One of the truths Nan had divined early is that it is the hardest thing in the world to grasp that other people see life from a perspective often quite unlike one’s own. “The trouble is, we all see through our own Leper’s Squint”, she had once said to her husband, who had confirmed the point by asking what on earth she was on about. She tried out the same idea on their grandson.
“What’s a Leper’s Squint?” he asked, as she had hoped he might.
“You know about leprosy?”
“When bits of you drops off?”
“Well not as bad a that but horribly certainly. In the days when leprosy was common and people were afraid it was catching, there were tiny windows made in churches so the lepers could see into the church while the Mass was being said. Mass is a name for a church service.” she added hastily.
“Why did they want to?”
“Why did the lepers want to see into the church?”
“Yes. What did they want to do that for?”
“In those days, most people believed in God.”
Billy dipped a chip into some tomato ketchup while he pondered this.
“Why?” he asked again.
“That’s what I was trying to explain. It was normal then to believe in God and not being allowed to mingle with the other people in the church, they saw as a terrible consequence of the illness. Nowadays, it’s more normal not to believe. They, the lepers and the other folk would have found it weird, as you would say, not to believe in God, while I think you find it weird that they did.”
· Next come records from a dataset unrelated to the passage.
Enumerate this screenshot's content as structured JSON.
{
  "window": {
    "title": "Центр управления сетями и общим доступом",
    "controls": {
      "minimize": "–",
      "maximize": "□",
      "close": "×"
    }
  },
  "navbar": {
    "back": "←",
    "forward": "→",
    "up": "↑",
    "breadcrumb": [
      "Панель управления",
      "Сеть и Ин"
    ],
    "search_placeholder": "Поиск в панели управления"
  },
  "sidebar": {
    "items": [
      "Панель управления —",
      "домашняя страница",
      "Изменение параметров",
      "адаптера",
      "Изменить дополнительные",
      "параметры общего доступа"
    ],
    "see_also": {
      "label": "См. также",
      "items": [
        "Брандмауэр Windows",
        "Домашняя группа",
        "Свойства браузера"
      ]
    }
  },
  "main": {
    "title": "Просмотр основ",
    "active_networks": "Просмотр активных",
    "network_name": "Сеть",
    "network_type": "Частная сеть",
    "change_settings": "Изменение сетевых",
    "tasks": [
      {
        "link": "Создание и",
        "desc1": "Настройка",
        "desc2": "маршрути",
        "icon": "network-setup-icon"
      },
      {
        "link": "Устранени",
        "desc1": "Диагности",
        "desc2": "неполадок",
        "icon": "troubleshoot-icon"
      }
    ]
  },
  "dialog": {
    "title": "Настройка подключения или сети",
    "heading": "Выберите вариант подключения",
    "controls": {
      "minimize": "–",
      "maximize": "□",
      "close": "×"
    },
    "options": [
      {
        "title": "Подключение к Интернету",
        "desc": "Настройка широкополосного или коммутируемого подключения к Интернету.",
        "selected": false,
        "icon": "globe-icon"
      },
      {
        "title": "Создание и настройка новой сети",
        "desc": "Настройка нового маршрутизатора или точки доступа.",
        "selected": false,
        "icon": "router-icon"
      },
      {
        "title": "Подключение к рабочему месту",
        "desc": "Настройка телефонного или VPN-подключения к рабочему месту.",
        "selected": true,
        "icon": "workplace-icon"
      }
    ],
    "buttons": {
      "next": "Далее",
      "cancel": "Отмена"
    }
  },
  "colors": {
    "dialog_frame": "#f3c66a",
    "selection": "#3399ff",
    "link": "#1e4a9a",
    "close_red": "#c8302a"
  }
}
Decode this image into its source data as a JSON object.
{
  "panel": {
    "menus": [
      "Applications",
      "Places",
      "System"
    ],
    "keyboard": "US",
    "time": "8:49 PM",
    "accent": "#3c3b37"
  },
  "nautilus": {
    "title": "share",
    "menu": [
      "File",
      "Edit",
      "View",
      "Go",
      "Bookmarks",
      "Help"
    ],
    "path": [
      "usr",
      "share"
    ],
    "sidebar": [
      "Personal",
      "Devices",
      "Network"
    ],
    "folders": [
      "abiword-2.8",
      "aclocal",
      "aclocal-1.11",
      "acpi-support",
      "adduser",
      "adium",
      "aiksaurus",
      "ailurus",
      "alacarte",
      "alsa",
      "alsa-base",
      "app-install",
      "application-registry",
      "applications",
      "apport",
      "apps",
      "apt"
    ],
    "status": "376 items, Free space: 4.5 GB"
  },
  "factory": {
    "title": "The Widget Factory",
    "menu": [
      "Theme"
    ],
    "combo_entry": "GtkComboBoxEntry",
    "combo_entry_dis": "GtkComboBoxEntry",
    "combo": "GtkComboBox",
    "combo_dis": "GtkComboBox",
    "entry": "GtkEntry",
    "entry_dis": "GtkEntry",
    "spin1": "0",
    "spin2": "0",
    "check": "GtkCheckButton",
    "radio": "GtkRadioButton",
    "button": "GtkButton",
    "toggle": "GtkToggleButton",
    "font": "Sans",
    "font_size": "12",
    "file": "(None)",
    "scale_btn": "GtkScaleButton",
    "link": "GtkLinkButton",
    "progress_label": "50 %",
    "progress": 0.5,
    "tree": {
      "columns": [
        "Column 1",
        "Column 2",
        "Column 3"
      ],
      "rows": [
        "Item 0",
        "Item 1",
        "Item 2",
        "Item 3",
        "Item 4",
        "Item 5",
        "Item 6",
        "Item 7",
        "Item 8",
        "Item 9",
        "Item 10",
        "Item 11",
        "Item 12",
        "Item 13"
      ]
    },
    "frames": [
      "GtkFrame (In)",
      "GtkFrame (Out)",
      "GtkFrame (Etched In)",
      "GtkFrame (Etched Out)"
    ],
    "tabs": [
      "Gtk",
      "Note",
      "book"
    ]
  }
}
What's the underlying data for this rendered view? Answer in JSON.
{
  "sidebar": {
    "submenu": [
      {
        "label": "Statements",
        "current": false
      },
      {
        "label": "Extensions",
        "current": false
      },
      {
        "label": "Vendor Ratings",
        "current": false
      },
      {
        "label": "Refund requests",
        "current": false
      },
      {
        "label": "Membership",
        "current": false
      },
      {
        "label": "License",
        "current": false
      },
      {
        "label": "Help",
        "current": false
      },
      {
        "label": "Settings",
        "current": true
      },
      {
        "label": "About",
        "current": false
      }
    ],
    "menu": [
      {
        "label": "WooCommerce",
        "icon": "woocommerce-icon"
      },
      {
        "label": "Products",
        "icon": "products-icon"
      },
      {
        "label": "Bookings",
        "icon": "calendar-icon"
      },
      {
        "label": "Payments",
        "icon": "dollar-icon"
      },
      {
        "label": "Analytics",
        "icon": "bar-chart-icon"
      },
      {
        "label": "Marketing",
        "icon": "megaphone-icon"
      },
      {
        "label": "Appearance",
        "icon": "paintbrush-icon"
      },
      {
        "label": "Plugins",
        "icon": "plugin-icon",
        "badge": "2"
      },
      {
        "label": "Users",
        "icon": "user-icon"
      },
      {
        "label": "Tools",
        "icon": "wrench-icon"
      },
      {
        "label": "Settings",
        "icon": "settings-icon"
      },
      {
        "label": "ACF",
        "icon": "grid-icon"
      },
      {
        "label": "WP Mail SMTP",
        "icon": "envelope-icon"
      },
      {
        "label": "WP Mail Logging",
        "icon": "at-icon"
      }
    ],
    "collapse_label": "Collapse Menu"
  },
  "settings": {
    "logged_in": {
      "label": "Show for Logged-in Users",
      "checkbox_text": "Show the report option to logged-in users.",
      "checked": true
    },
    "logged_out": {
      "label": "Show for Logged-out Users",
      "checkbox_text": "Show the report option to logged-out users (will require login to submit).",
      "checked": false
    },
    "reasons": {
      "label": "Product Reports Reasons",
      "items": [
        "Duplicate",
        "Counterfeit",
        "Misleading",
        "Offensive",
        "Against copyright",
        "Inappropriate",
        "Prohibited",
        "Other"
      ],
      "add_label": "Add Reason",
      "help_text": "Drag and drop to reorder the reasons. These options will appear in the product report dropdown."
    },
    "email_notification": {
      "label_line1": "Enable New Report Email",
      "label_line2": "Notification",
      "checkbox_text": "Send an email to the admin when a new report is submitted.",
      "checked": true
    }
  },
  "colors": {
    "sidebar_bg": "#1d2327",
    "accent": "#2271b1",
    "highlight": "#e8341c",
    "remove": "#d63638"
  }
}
Though of this, she wasn’t sure. Billy sometimes interrogated her views on religious questions and she welcomed that. She was open to doubt herself. She continued on more substantial ground.
“You see, pet, in your way of thinking, it’s ridiculous to suppose that by digging a hole you could reach Australia, but in my world, I like to imagine that I could.”
“Even if you knew that you really couldn’t?”
“Yes,” Nan said.
Aside from loving him, this was what she liked best about her grandson. He was willing to explore things.
“Even though, with another part of my mind, I knew quite well that I couldn’t”.
I will tuck this metaphor away and challenge myself to look through other people’s Leper’s Squints from time to time and to be aware of the limited view from my own.
The second new-to-me concept, also introduced by Nan, was interanimation. I had to look it up. Now I have a word for it, I’m seeing it everywhere and I realise that it’s one of the few things that gets stronger as I get older. Here’s how the concept is explained. Nan wakes in the night in a holiday cottage and looks out the window:
Moonlight was silver-plating the grass. A full moon, vast and auspicious-seeming, was hanging like a child’s lost balloon in a darkly violet sky. She’d stolen that image from someone. Who the hell was it?
That was one of the snags of age. that who you were and what you’d been and what you’d done, read or been told had become so interanimate that there was no telling any more what was what.
Interanimate. There, a case in point. But what does it matter, Nan thought, as she trod wearily of hidden perils, malicious stair-rods for example, down dusty stairs to a kitchen with a And who would care anyway?”
“Grandmothers” is a beautiful example of perfectly executed, authentic, insightful and compassionate interanimation.
My enjoyment of the book was greatly increased by Barbara Flynn’s narration. If you have the opportunity, I strongly recommend listening to the audiobook version of “Grandmothers”.